- Someone chose not to report the toilet that wouldn’t stop running or, again, if they did, someone chose not to fix it. It’s a small thing, but pretty annoying if you are paying what the Hyatt charges.
- Someone chose not to order the cheese plate or got busy and didn’t send it up. Who knows. (I could understand missing it the first night, but the second?)
I could go on, but you get the idea. Lots and lots of small decisions. Seemingly insignificant decisions. Unfortunately, for them, these decisions added up.
I don’t illustrate this to toot my own horn, but to demonstrate that your customers or constituents are probably more connected than you think. For example:
- I will think twice before ever staying at another Hyatt. (That’s probably 10–12 room nights a year.)
- I will tell my Travel Department to avoid booking the Hyatt for traveling employees. (Admittedly, our people are usually staying in cheaper hotels, but this could be another 50–100 room nights a year.)
- I have already suggested that Erika find another hotel for our 2009 Women of Faith event. (That’s another 400–600 room nights a year.)
- I was on a conference call today with the the board of our trade association. We are planning a conference in Dallas next spring for 20,000 attendees. He began discussing hotels. I said, “I don’t care which hotels we book, but I would urge us to avoid the Hyatt Regency downtown.” (That’s probably another 1,000 room nights.)
- And, of course, I am blogging about it now. I have about 15,000 readers (give or take).
The point is that all of these decisions made by Hyatt employees seemed small. But, unfortunately, they have led to some big consequences. And the ripple will continue for some time to come. These decisions set things in motion.
It made me wonder about my own company. Are our employees truly empowered to solve customer problems? Are we responsive? Do we fix problems immediately? How much business have we lost because of seemingly small decisions?
This example should be a sobering reminder to every leader that everything matters.
Update: Steve Vissotzky, the General Manager for the Hyatt Regency Dallas, emailed me Tuesday evening at about 6:00 p.m. That was about 24 hours after I posted my blog. We connected by phone Wednesday morning. He apologized. He also explained that they were re-wiring the rooms. That project should be complete shortly. Every room will then have both wireless and ethernet capabilities.

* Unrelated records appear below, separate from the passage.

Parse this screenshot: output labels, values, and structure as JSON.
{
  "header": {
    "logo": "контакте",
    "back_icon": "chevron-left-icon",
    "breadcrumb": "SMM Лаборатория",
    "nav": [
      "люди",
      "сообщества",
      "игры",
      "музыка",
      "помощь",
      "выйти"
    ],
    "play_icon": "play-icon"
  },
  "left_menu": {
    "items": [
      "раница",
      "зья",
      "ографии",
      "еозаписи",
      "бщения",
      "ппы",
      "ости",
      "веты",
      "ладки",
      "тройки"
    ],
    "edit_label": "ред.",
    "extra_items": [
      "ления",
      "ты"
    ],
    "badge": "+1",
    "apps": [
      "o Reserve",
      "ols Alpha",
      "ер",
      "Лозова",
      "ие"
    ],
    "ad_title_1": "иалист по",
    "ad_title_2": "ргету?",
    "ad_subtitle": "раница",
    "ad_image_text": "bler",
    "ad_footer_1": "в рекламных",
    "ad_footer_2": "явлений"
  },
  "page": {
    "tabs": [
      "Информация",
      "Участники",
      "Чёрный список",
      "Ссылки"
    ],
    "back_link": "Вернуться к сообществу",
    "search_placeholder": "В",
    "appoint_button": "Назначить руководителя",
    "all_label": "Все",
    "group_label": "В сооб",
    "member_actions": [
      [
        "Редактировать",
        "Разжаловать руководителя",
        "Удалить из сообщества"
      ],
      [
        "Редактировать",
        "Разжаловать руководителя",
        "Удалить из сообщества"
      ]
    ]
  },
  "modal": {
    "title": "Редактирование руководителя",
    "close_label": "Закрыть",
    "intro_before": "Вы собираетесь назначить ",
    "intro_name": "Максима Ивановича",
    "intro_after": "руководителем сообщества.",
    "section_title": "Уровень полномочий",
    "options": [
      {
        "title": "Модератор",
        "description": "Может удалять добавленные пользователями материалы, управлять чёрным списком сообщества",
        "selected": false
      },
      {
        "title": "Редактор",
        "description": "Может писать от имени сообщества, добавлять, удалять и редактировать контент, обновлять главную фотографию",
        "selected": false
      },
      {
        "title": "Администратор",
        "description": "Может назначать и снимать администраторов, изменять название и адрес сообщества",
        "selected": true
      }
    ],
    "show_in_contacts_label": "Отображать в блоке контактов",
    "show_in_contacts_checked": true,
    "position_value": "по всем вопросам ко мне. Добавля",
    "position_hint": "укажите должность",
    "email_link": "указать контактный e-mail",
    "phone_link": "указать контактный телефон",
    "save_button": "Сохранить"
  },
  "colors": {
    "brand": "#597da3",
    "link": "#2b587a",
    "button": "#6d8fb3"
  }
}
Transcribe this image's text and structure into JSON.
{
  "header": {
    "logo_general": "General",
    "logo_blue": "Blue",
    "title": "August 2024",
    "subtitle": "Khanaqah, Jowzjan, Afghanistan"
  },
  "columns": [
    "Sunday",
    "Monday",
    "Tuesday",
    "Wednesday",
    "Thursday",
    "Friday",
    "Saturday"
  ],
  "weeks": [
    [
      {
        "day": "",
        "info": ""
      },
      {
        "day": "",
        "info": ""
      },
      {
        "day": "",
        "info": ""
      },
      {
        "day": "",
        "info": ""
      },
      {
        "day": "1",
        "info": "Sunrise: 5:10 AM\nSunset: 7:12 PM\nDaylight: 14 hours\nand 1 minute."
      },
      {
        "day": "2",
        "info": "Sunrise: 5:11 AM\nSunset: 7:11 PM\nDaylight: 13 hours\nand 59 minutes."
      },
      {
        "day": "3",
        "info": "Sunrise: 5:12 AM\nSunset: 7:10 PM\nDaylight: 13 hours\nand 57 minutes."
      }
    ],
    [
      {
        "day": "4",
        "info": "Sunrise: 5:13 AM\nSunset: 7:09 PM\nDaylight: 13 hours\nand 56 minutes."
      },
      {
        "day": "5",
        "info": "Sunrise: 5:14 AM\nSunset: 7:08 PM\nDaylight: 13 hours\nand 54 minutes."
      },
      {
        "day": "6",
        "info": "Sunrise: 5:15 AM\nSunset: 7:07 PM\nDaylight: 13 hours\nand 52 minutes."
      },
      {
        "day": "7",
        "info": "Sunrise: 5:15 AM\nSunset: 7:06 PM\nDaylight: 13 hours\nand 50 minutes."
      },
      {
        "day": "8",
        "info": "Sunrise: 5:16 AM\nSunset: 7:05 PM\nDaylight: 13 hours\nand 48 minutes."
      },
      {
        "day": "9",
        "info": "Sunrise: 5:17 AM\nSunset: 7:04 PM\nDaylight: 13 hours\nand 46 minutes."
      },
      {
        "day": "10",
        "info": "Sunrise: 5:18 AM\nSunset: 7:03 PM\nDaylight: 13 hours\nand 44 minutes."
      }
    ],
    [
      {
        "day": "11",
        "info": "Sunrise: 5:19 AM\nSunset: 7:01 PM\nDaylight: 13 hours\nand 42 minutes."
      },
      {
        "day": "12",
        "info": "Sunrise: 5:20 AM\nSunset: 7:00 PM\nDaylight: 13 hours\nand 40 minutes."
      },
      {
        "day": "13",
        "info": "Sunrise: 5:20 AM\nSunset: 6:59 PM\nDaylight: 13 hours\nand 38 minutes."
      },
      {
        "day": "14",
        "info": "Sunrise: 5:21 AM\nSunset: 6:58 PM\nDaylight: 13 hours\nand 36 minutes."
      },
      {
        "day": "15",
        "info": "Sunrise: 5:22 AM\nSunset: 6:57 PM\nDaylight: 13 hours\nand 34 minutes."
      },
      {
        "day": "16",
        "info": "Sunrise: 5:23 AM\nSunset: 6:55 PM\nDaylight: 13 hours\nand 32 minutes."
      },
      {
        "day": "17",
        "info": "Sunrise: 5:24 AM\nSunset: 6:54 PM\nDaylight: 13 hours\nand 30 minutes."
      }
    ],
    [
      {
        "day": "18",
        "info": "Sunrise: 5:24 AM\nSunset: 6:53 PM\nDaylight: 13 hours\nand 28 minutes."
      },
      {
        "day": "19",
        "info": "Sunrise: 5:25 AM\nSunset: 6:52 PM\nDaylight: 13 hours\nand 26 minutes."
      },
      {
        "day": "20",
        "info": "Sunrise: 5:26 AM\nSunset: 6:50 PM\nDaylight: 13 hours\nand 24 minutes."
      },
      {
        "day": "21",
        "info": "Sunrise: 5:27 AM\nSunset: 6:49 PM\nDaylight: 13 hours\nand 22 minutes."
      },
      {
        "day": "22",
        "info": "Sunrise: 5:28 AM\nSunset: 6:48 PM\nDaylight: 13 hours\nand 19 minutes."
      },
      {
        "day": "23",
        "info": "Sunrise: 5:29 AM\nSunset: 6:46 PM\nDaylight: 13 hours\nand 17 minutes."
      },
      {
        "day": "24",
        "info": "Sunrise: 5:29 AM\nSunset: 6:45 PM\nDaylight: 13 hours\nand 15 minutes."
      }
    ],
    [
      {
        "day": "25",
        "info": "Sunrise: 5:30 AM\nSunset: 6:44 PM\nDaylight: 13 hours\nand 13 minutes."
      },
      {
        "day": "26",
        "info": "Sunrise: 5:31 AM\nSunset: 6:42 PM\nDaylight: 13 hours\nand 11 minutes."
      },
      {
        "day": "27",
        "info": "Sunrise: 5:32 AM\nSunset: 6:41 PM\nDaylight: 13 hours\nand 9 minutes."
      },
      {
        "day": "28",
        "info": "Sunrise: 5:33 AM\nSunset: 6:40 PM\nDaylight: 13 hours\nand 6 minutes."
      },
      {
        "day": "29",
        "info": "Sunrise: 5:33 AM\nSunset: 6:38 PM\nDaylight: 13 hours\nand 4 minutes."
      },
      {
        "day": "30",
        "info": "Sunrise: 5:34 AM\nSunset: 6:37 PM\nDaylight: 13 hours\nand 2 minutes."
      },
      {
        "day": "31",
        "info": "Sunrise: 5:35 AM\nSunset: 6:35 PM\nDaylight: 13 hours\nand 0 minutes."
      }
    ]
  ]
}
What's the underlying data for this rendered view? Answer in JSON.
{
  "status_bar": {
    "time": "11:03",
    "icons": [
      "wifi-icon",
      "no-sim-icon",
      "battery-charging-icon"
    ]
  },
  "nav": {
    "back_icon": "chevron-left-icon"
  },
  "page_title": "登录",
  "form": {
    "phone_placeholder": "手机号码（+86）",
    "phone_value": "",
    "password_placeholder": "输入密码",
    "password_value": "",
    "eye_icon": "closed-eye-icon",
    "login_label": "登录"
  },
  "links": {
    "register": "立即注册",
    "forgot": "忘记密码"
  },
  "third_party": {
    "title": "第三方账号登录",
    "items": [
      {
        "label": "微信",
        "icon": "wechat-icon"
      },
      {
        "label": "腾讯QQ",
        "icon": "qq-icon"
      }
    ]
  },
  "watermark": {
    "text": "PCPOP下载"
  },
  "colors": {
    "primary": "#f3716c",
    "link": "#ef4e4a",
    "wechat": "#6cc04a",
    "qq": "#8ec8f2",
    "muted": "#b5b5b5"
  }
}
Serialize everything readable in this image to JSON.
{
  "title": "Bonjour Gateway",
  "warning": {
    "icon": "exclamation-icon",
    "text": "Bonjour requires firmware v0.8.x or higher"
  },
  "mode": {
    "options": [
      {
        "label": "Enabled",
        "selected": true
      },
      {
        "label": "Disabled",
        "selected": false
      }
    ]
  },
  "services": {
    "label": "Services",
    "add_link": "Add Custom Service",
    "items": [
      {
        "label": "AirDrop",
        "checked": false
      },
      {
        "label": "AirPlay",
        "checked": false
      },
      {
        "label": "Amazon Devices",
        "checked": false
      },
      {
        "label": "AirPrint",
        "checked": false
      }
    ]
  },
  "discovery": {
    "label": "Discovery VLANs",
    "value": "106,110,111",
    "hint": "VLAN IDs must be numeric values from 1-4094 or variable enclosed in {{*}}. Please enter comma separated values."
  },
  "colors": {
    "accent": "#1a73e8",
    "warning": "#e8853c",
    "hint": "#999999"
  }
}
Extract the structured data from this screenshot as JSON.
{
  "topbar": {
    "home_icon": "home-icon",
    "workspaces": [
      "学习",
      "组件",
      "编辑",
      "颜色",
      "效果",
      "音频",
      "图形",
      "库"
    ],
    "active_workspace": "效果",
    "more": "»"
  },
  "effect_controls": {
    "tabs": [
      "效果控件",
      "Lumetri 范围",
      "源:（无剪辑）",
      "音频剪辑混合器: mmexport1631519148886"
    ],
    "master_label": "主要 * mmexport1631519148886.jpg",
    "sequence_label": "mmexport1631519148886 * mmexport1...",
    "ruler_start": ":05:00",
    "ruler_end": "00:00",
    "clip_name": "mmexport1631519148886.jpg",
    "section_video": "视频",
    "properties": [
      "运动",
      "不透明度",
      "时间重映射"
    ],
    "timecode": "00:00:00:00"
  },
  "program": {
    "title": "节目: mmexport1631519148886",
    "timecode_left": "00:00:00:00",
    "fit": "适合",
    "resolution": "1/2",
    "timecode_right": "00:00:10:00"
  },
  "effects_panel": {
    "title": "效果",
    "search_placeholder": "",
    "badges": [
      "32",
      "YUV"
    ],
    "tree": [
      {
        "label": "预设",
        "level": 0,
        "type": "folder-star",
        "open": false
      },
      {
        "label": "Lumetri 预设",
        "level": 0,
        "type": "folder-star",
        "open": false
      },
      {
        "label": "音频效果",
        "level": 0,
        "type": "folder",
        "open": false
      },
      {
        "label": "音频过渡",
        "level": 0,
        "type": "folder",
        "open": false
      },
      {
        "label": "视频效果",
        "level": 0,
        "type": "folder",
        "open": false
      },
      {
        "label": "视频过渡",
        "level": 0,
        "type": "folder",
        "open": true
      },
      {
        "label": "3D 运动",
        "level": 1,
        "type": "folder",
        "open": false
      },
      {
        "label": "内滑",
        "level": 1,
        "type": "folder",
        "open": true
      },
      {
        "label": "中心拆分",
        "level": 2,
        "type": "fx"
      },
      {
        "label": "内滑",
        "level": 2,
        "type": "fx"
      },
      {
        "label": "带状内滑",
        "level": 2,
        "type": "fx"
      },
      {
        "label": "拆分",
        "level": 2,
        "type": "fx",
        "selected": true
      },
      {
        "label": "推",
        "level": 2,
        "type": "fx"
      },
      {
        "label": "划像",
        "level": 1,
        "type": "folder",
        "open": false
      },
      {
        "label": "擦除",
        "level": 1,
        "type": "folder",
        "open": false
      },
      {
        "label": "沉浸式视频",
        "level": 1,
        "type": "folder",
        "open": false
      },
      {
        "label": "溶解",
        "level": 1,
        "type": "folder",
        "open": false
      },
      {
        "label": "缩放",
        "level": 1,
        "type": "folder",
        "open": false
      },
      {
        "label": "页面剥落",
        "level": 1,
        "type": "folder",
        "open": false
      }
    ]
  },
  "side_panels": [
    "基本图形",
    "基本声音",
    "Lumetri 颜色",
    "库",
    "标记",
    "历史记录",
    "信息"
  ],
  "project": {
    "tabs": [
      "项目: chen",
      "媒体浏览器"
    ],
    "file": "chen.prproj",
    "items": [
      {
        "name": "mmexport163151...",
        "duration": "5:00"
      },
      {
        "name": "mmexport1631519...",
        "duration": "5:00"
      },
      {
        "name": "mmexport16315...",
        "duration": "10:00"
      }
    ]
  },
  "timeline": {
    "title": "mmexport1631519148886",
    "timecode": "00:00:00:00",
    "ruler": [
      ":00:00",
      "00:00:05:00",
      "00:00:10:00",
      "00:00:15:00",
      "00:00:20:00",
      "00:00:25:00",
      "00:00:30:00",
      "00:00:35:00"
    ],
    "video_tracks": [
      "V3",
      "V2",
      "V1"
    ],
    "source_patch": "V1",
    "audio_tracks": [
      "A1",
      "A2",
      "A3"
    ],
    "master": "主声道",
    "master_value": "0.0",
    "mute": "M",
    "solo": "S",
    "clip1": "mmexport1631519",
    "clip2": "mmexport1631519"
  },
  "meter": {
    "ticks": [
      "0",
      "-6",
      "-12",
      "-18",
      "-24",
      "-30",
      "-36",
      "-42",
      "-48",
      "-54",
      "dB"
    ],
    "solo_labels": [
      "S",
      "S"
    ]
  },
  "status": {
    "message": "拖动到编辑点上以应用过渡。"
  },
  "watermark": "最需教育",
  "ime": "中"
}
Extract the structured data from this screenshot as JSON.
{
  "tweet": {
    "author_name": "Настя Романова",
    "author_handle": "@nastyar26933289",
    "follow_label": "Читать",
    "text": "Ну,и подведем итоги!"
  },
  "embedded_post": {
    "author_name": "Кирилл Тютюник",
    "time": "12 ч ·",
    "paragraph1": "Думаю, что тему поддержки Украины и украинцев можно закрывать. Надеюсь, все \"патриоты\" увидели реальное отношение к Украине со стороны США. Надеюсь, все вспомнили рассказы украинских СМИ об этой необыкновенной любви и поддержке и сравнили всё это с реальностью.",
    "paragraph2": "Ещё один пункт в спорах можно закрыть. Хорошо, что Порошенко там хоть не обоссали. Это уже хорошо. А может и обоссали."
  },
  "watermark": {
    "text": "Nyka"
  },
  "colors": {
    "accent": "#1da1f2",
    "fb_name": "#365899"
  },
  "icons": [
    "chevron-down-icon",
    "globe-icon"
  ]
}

He also said that his internal “logs” indicated that a repairman spent 45 minutes in my room on Saturday, fixing the sink and the toilet. I assured him that they were not fixed, nor did I get a call from anyone at the hotel confirming that the work had been done. Mr. Vissotzky did tell me that they had removed my room charges.